Respecting autonomy and promoting the patient’s good in the setting of serious terminal and concurrent mental illness

Kathleen M. McKillip, Amy D. Lott, Keith M. Swetz

Research output: Contribution to journalArticle

Abstract

Background: Clinicians at the bedside regularly encounter surprises or unexpected clinical developments that carry emotional, social, or moral overtones—especially when death is anticipated or when patients are particularly vulnerable. In such circumstances, clinicians may struggle to find practical clarity in making treatment plans that honor their fiduciary (literally, “entrusted”) duty to uphold equitably the ethical principles of beneficence, nonmaleficence, patient autonomy, and justice. Methods: We present the case of a patient who appeared to be actively dying and received an indwelling urinary catheter for the purpose of ensuring comfort. However, it led to an unintended reversal of renal failure and exacerbation of underlying psychiatric disease. This led to a meaningful change in the patient’s prognosis. It also created pragmatic challenges to shared decision making, which required an intentional interdisciplinary approach to balancing beneficence and patient autonomy. Conclusion: Palliative Care offers a holistic clinical approach to complex suffering. Palliative care specialists develop advanced skill sets in prognosis estimation, nuanced communication issues, and patient-centered goal setting. As this case highlights, prognosis can shift dramatically in the perimortem period, even with small changes in care plans. This case presented several biomedical, social-cultural, and ethical challenges to the team. Lessons from the case are presented regarding: the role a specialist palliative team might play throughout all stages of serious illness; approaching prognostication as an iterative rather than solitary task; and utilizing an ethical framework to care planning when there are barriers to shared decision making.
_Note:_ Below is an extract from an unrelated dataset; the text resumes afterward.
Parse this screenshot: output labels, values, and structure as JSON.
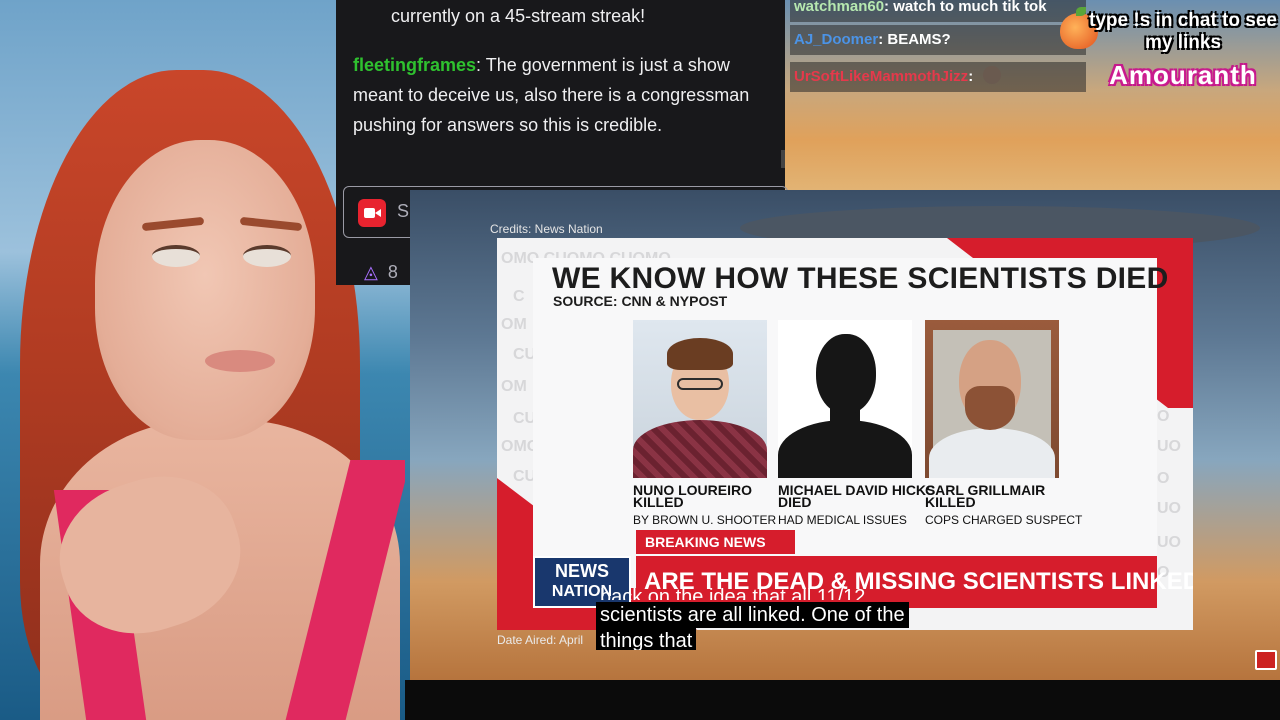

Original languageEnglish (US)
Pages (from-to)597-602
Number of pages6
JournalYale Journal of Biology and Medicine
Volume92
Issue number4
StatePublished - Dec 2019

All Science Journal Classification (ASJC) codes

  • Biochemistry, Genetics and Molecular Biology(all)

Fingerprint Dive into the research topics of 'Respecting autonomy and promoting the patient’s good in the setting of serious terminal and concurrent mental illness'. Together they form a unique fingerprint.

  • Cite this